*** Block opens ***

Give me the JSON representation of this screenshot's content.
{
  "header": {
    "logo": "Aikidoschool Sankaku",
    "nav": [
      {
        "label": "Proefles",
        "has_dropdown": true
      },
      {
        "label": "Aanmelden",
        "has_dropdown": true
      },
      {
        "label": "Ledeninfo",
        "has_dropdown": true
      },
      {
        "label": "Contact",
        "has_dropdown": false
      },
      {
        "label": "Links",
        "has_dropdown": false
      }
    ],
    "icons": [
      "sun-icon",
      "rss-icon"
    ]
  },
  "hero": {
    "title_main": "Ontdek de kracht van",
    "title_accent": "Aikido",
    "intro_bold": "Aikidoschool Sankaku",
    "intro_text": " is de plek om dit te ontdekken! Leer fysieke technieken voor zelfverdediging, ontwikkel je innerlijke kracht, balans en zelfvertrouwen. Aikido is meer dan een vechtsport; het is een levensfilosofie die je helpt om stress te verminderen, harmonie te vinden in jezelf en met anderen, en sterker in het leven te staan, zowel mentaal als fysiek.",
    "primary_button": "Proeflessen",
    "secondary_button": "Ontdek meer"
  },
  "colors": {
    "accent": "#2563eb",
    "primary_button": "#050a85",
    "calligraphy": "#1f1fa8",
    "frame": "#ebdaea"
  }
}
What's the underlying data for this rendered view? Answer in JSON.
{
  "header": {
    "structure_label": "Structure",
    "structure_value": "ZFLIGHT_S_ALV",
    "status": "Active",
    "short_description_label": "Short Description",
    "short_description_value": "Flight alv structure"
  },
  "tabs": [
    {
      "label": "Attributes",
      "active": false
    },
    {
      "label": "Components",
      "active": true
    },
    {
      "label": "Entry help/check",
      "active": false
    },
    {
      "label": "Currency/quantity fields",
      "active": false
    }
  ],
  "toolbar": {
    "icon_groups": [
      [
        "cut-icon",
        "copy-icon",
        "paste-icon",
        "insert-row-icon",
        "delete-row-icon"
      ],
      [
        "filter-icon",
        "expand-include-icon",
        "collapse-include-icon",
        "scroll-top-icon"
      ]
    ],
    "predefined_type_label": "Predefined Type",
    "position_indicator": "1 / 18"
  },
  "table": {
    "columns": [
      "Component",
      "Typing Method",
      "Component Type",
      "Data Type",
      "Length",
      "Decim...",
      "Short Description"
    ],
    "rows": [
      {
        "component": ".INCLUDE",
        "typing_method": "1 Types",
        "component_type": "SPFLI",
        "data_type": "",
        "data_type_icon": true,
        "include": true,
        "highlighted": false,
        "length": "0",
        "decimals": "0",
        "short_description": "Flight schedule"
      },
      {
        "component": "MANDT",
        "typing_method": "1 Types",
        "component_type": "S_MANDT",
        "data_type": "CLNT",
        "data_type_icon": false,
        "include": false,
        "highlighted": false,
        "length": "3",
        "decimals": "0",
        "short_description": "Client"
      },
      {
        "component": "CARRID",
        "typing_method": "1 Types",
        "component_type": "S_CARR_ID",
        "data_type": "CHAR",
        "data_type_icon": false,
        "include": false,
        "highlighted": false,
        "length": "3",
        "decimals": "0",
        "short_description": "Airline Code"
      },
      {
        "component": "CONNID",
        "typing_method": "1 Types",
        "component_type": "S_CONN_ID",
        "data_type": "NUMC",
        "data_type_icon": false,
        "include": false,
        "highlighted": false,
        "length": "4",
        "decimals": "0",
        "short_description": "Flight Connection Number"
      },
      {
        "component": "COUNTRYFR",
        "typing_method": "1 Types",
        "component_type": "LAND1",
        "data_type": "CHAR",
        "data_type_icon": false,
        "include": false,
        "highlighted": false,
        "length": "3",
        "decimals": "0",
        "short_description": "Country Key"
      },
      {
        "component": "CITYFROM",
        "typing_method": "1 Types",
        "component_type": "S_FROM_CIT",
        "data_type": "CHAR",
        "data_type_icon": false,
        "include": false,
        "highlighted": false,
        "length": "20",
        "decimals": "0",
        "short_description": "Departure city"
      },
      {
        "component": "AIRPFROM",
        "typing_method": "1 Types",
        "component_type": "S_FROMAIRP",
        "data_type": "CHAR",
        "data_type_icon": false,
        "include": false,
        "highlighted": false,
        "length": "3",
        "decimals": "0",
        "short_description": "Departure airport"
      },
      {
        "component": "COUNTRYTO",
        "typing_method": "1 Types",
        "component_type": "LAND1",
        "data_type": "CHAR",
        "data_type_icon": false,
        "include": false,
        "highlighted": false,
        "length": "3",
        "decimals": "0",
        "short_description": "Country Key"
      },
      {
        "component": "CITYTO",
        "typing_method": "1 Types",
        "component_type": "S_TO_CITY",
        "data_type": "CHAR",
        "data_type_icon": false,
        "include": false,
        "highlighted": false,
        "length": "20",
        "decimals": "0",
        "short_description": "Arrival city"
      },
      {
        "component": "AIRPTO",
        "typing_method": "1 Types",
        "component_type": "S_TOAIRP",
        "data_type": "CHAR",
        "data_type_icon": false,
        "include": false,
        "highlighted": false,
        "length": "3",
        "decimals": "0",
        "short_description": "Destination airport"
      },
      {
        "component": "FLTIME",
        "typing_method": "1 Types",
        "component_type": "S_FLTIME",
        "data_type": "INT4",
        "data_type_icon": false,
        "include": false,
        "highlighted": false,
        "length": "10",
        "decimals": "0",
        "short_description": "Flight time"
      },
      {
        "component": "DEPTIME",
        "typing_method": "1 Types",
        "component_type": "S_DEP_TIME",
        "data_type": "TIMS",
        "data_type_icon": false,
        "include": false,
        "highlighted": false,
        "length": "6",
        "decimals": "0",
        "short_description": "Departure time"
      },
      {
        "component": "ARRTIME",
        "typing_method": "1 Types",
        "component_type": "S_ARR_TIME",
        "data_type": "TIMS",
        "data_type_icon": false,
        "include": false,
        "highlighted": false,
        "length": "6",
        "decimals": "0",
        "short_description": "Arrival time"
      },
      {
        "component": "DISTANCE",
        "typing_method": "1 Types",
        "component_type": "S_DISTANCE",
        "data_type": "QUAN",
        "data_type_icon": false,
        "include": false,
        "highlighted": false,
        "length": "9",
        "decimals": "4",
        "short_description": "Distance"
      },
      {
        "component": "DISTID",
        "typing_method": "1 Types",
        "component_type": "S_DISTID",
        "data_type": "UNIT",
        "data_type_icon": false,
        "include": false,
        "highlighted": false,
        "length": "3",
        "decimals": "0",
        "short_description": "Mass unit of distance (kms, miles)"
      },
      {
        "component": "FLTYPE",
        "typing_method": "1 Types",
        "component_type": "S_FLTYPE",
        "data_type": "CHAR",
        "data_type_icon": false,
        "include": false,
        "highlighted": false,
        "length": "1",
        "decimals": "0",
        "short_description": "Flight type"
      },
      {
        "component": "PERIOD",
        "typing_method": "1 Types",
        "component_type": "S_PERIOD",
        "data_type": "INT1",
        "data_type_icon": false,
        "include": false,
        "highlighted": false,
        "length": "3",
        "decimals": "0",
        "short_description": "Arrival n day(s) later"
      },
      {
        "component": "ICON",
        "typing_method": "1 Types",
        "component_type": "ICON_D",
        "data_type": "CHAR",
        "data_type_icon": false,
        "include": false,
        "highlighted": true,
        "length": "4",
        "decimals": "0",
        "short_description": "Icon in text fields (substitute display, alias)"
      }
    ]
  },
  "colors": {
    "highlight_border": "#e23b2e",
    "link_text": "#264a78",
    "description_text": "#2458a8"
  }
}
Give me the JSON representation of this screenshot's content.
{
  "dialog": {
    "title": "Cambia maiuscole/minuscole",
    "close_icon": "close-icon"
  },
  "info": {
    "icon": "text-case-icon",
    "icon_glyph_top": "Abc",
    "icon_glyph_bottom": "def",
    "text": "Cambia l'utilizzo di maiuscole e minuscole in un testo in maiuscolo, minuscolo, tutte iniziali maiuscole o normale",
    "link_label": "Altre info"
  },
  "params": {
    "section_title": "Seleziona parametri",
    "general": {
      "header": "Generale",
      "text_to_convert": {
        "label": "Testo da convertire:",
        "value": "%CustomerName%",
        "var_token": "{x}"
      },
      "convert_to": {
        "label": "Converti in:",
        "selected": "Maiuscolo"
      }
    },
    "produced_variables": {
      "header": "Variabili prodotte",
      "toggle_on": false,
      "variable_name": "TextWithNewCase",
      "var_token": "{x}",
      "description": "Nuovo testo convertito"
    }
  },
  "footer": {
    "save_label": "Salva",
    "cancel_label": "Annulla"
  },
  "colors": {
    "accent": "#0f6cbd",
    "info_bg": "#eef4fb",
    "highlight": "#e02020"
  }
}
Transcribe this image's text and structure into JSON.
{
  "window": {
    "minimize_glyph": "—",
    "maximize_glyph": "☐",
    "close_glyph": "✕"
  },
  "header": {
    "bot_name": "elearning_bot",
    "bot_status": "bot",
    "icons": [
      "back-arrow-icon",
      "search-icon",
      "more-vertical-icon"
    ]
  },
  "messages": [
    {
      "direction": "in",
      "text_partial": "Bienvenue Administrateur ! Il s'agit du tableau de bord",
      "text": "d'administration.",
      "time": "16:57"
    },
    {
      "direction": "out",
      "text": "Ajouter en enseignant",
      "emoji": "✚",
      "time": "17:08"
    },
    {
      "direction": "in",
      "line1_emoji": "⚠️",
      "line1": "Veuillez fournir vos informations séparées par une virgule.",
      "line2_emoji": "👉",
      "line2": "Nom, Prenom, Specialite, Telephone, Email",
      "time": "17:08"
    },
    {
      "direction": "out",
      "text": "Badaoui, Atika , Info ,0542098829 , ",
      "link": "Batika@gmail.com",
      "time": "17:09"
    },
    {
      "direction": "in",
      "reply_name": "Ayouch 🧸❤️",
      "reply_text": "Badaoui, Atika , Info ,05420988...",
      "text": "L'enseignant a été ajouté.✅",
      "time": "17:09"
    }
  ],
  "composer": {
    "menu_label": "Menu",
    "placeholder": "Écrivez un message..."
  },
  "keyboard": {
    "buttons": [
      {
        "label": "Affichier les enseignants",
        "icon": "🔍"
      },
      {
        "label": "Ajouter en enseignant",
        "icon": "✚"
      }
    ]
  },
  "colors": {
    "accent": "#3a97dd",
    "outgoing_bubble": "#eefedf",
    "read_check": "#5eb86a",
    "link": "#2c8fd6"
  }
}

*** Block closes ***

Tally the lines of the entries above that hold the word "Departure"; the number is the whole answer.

Solution to this problem: 3